British company ARM Holdings designs and licenses technology used in the manufacture of processors that power a vast array of mobile devices. ARM has various Cortex A-series CPUs that are designed for a wide range of devices; some focus on providing maximum performance in a mobile or enterprise power envelope, while others tend to run with energy efficiency and cost as the leading attributes.
With battery life a key concern for mobile devices, ARM understands that a single processor architecture isn’t ideally suited to powering entry-level, mid-range and high-end smartphones and tablets, as each have a different set of power and efficiency requirements. Exploring the high-end market further, there is little need for a powerful CPU when running low-intensity tasks such as emailing or MP3 playback – a smaller, more efficient CPU is able to complete the same task just as proficiently while sipping on considerably less power. Conversely, a powerful CPU is the best candidate for heavy-duty processing required for gaming or multi-page web browsing, where using a lower-power CPU could lead to a substandard experience.
How big. LITTLE works
Running a particular application on the most appropriate CPU/cluster requires that a device’s operating system and power-management algorithms, called dynamic voltage and frequency scaling (DVFS), monitor and allocate workload correctly. The operating system is in charge of deciding which cluster and CPUs are active, depending upon load, and ARM has fine-tuned the DVFS profiles to ensure that.

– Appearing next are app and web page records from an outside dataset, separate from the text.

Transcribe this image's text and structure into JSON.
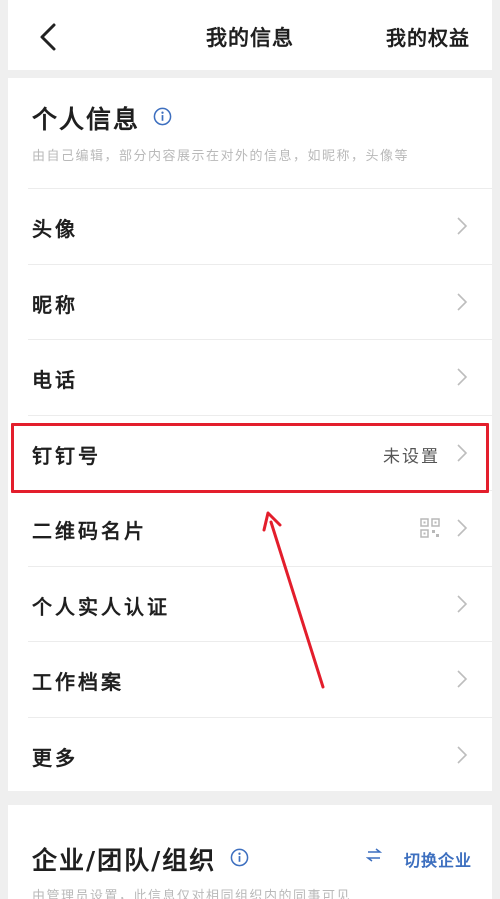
{
  "header": {
    "title": "我的信息",
    "right_action": "我的权益"
  },
  "personal": {
    "title": "个人信息",
    "description": "由自己编辑，部分内容展示在对外的信息，如昵称，头像等",
    "rows": [
      {
        "label": "头像",
        "value": ""
      },
      {
        "label": "昵称",
        "value": ""
      },
      {
        "label": "电话",
        "value": ""
      },
      {
        "label": "钉钉号",
        "value": "未设置"
      },
      {
        "label": "二维码名片",
        "value": ""
      },
      {
        "label": "个人实人认证",
        "value": ""
      },
      {
        "label": "工作档案",
        "value": ""
      },
      {
        "label": "更多",
        "value": ""
      }
    ]
  },
  "org": {
    "title": "企业/团队/组织",
    "switch_label": "切换企业",
    "description": "由管理员设置，此信息仅对相同组织内的同事可见"
  },
  "colors": {
    "accent": "#3d6fbf",
    "highlight": "#e31e2c"
  }
}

It takes around 30 microseconds for the big. LITTLE software to move the workload from one of the paired cores to another, based on load requirements, but the trade-off between lost time and improved energy efficiency is worth it. This paired approach of CPU Migration, or In-Kernel Switching, requires that the ARM Cortex processors have an equal number of cores. What this also means is that a maximum of four cores can be run at any time.